Chapter VII: Of Our Apparel and Attire

An Englishman, endeavouring sometime to write of our attire, made sundry platforms for his purpose, supposing by some of them to find out one steadfast ground whereon to build the sum of his discourse. But in the end (like an orator long without exercise), when he saw what a difficult piece of work he had taken in hand, he gave over his travel, and only drew the picture of a naked man. 1 unto whom he gave a pair of shears in the one hand and a piece of cloth in the other, to the end he should shape his apparel after such fashion as himself liked, sith he could find no kind of garment that could please him any while together; and this he called an Englishman. Certes this writer (otherwise being a lewd popish hypocrite and ungracious priest) shewed himself herein not to be altogether void of judgment, sith the phantastical folly of our nation (even from the courtier to the carter) is such that no form of apparel liketh us longer than the first garment is in the wearing, if it continue so long, and be not laid aside to receive some other trinket newly devised by the fickle-headed tailors, who covet to have several tricks in cutting, thereby to draw fond customers to more expense of money. For my part, I can tell better how to inveigh against this enormity than describe any certainty of our attire; sith pearl, in their ears, whereby they imagine the workmanship of God not to be a little amended. But herein they rather disgrace than adorn their persons, as by their niceness in apparel, for which I say most nations do not unjustly deride us, as also for that we do seem to imitate all nations round about us, wherein we be like to the polypus or chameleon; and thereunto bestow most cost upon our arses, and much more than upon all the rest of our bodies, as women do likewise upon their heads and shoulders, In women also, it is most to be lamented, that they do now far exceed the lightness of our men (who nevertheless are transformed from the cap even to the very shoe), and such staring attire as in time past was supposed meet for none but light housewives only is now become a habit for chaste and sober matrons. What should I say of their doublets with pendant codpieces on the breast full of jags and cuts, and sleeves of sundry colours? Their galligascons to bear out their bums and make their attire to fit plum round (as they term it) about them. Their fardingals, and diversely coloured nether stocks of silk, jerdsey, and such like, whereby their bodies are rather deformed than commended? I have met with some of these trulls in London so disguised that it hath passed my skill to discern whether they were men or women.

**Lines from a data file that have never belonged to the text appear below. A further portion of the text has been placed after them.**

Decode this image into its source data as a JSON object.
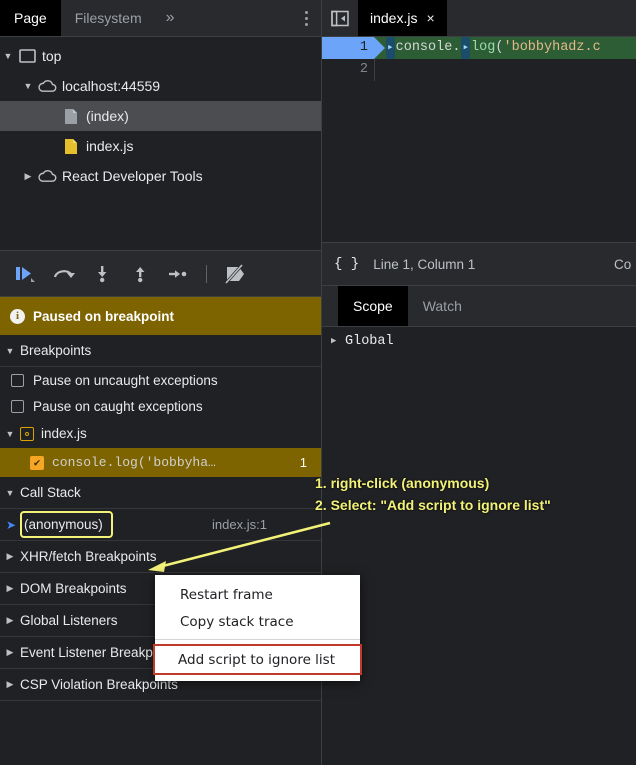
{
  "navigator": {
    "tabs": [
      {
        "label": "Page",
        "active": true
      },
      {
        "label": "Filesystem",
        "active": false
      }
    ],
    "more_label": "»",
    "menu_icon": "kebab-menu-icon",
    "tree": [
      {
        "arrow": "▼",
        "icon": "frame-icon",
        "label": "top",
        "indent": 0,
        "selected": false
      },
      {
        "arrow": "▼",
        "icon": "cloud-icon",
        "label": "localhost:44559",
        "indent": 20,
        "selected": false
      },
      {
        "arrow": "",
        "icon": "document-icon",
        "label": "(index)",
        "indent": 44,
        "selected": true
      },
      {
        "arrow": "",
        "icon": "js-file-icon",
        "label": "index.js",
        "indent": 44,
        "selected": false
      },
      {
        "arrow": "▶",
        "icon": "cloud-icon",
        "label": "React Developer Tools",
        "indent": 20,
        "selected": false
      }
    ]
  },
  "debug_toolbar": {
    "buttons": [
      {
        "name": "resume-button",
        "title": "Resume script execution"
      },
      {
        "name": "step-over-button",
        "title": "Step over next function call"
      },
      {
        "name": "step-into-button",
        "title": "Step into next function call"
      },
      {
        "name": "step-out-button",
        "title": "Step out of current function"
      },
      {
        "name": "step-button",
        "title": "Step"
      },
      {
        "name": "deactivate-breakpoints-button",
        "title": "Deactivate breakpoints"
      }
    ]
  },
  "paused_banner": {
    "icon": "info-icon",
    "text": "Paused on breakpoint"
  },
  "breakpoints_pane": {
    "title": "Breakpoints",
    "arrow": "▼",
    "checkboxes": [
      {
        "label": "Pause on uncaught exceptions",
        "checked": false
      },
      {
        "label": "Pause on caught exceptions",
        "checked": false
      }
    ],
    "file": {
      "arrow": "▼",
      "icon": "breakpoint-file-icon",
      "name": "index.js"
    },
    "items": [
      {
        "snippet": "console.log('bobbyha…",
        "line": "1",
        "checked": true,
        "check_glyph": "✔"
      }
    ]
  },
  "call_stack_pane": {
    "title": "Call Stack",
    "arrow": "▼",
    "frames": [
      {
        "marker": "➤",
        "name": "(anonymous)",
        "location": "index.js:1",
        "selected": true
      }
    ]
  },
  "other_panes": [
    {
      "arrow": "▶",
      "title": "XHR/fetch Breakpoints"
    },
    {
      "arrow": "▶",
      "title": "DOM Breakpoints"
    },
    {
      "arrow": "▶",
      "title": "Global Listeners"
    },
    {
      "arrow": "▶",
      "title": "Event Listener Breakpoints"
    },
    {
      "arrow": "▶",
      "title": "CSP Violation Breakpoints"
    }
  ],
  "source_panel": {
    "toggle_icon": "show-navigator-icon",
    "tab": {
      "label": "index.js",
      "close_glyph": "×"
    },
    "code": {
      "lines": [
        {
          "number": "1",
          "executing": true,
          "tokens": [
            {
              "text": "console",
              "type": "plain"
            },
            {
              "text": ".",
              "type": "punct"
            },
            {
              "text": "log",
              "type": "fn"
            },
            {
              "text": "(",
              "type": "punct"
            },
            {
              "text": "'bobbyhadz.c",
              "type": "str"
            }
          ],
          "plain_text": "console.log('bobbyhadz.c"
        },
        {
          "number": "2",
          "executing": false,
          "tokens": [],
          "plain_text": ""
        }
      ]
    }
  },
  "status_bar": {
    "braces_icon": "pretty-print-icon",
    "position": "Line 1, Column 1",
    "right_truncated": "Co"
  },
  "scope_panel": {
    "tabs": [
      {
        "label": "Scope",
        "active": true
      },
      {
        "label": "Watch",
        "active": false
      }
    ],
    "rows": [
      {
        "arrow": "▶",
        "label": "Global"
      }
    ]
  },
  "annotation": {
    "line1": "1. right-click (anonymous)",
    "line2": "2. Select: \"Add script to ignore list\"",
    "arrow_color": "#f2f279",
    "text_color": "#f2f279"
  },
  "context_menu": {
    "items": [
      {
        "label": "Restart frame",
        "highlighted": false,
        "separator_after": false
      },
      {
        "label": "Copy stack trace",
        "highlighted": false,
        "separator_after": true
      },
      {
        "label": "Add script to ignore list",
        "highlighted": true,
        "separator_after": false
      }
    ],
    "highlight_color": "#c0392b"
  },
  "colors": {
    "background": "#202124",
    "panel": "#292a2d",
    "paused_banner": "#7d6400",
    "accent_blue": "#4285f4",
    "breakpoint_orange": "#f5a623",
    "annotation_yellow": "#f2f279",
    "exec_line_green": "#2c5d35",
    "exec_gutter_blue": "#6ba4f8"
  }
}
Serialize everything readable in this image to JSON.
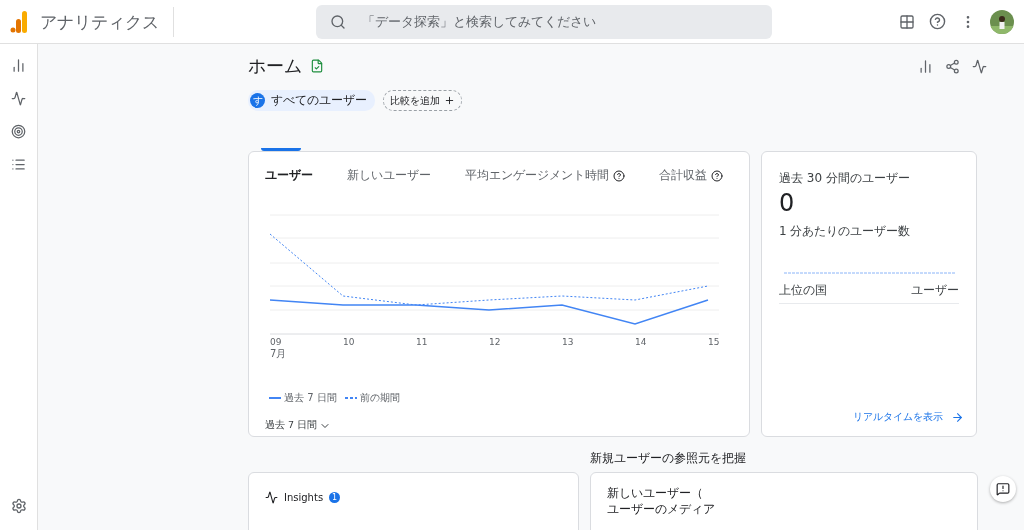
{
  "app": {
    "title": "アナリティクス"
  },
  "search": {
    "placeholder": "「データ探索」と検索してみてください"
  },
  "page": {
    "title": "ホーム",
    "segment": {
      "avatar": "す",
      "label": "すべてのユーザー"
    },
    "compare_button": "比較を追加"
  },
  "overview_card": {
    "tabs": [
      {
        "label": "ユーザー",
        "selected": true,
        "help": false
      },
      {
        "label": "新しいユーザー",
        "selected": false,
        "help": false
      },
      {
        "label": "平均エンゲージメント時間",
        "selected": false,
        "help": true
      },
      {
        "label": "合計収益",
        "selected": false,
        "help": true
      }
    ],
    "x_labels": [
      "09",
      "10",
      "11",
      "12",
      "13",
      "14",
      "15"
    ],
    "month": "7月",
    "legend": [
      {
        "label": "過去 7 日間",
        "kind": "solid"
      },
      {
        "label": "前の期間",
        "kind": "dashed"
      }
    ],
    "range": "過去 7 日間"
  },
  "realtime_card": {
    "title": "過去 30 分間のユーザー",
    "value": "0",
    "subtitle": "1 分あたりのユーザー数",
    "columns": [
      "上位の国",
      "ユーザー"
    ],
    "link": "リアルタイムを表示"
  },
  "insights": {
    "title": "Insights",
    "badge": "1"
  },
  "sources": {
    "heading": "新規ユーザーの参照元を把握",
    "lines": [
      "新しいユーザー（",
      "ユーザーのメディア"
    ]
  }
}
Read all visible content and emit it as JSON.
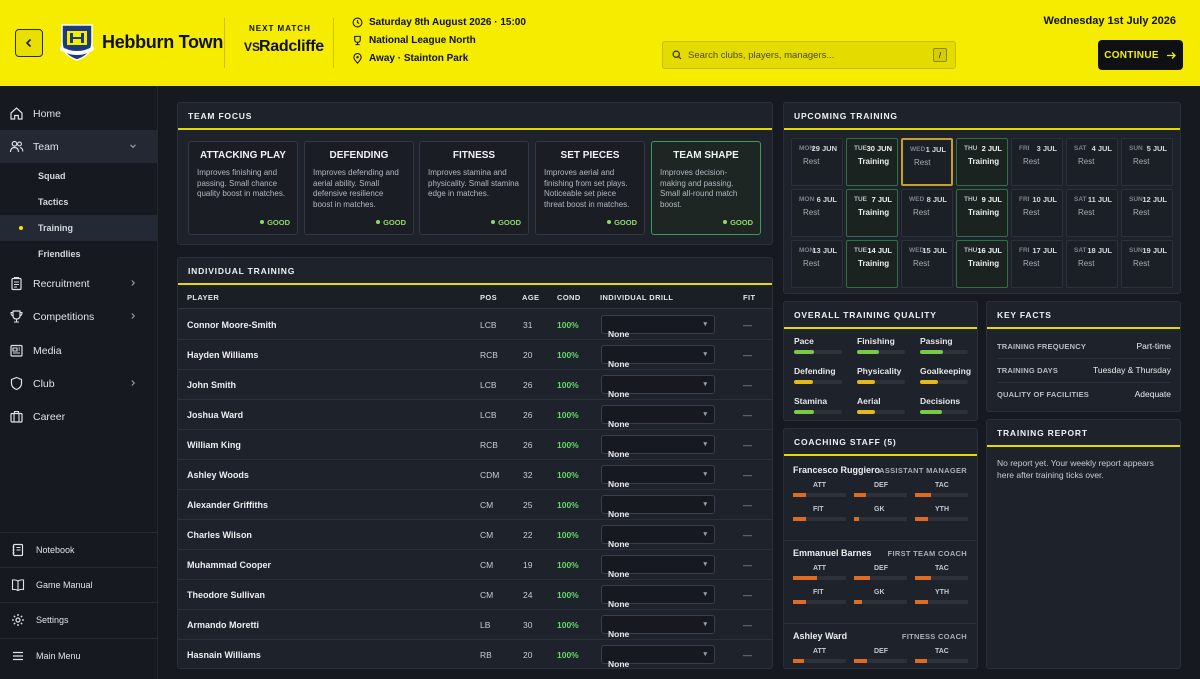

[Footnote 1: [Cut.] "I am an English man and naked I stand here, Musying in my mynde what rayment I shall were; For now I will were thys, and now I will were that; Now I will were I cannot tell what. All new fashyons be plesaunt to me; I wyl haue them, whether I thryve or thee." From Andrew Boorde's Introduction (1541), and Dyetary (1542), edited by F. J. F. for Early English Text Society, 1870, p. 116. (A most quaint and interesting volume, though I say so.) Furnivall.]

Thus it is now come to pass, that women are become men, and men transformed into monsters; and those good gifts which Almighty God hath given unto us to relieve our necessities withal (as a nation turning altogether the grace of God into wantonness, for "Luxuriant animi rebus plerunque fecundis,") not otherwise bestowed than in all excess, as if we wist not otherwise how to consume and waste them. I pray God that in this behalf our sin be not like unto that of Sodom and Gomorrah, whose errors were pride, excess of diet; and abuse of God's benefits abundantly bestowed upon them, beside want of charity towards the poor, and certain other points which the prophet shutteth up in silence. Certes the commonwealth cannot be said to flourish where these abuses reign, but is rather oppressed by unreasonable exactions made upon rich farmers, and of poor tenants, wherewith to maintain the same. Neither was it ever merrier with England than when an Englishman was known abroad by his own cloth, and contended himself at home with his fine carsey hosen, and a mean slop; his coat, gown, and cloak of brown, blue, or puke, with some pretty furniture of velvet or fur, and a doublet of sad tawny, or black velvet, or other comely silk, without such cuts and garish colours as are worn in these days, and never brought in but by the consent of the French, who think themselves the gayest men when they have most diversities of jags and change of colours about them. Certes of all estates our merchants do least alter their attire, and therefore are most to be commended; for albeit that which they wear be very fine and costly, yet in form and colour it representeth a great piece of the ancient gravity appertaining to citizens and burgesses, albeit the younger sort of their wives, both in attire and costly housekeeping, cannot tell when and how to make an end, as being women indeed in whom all kind of curiosity is to be found and seen, and in far greater measure than in women of higher calling. I might here name a sort of hues devised for the nonce, wherewith to please fantastical heads, as goose-turd green, peas-porridge tawny, popinjay blue, lusty gallant, the devil-in-the-head (I should say the hedge), and such like; but I pass them over, thinking it sufficient to have said thus much of apparel generally, when nothing can particularly be spoken of any constancy thereof.

Notes Description Of Elizabethan England, 1577 (from Holinshed's Chronicles, Book III., Chapter 2)
Citation Year 1577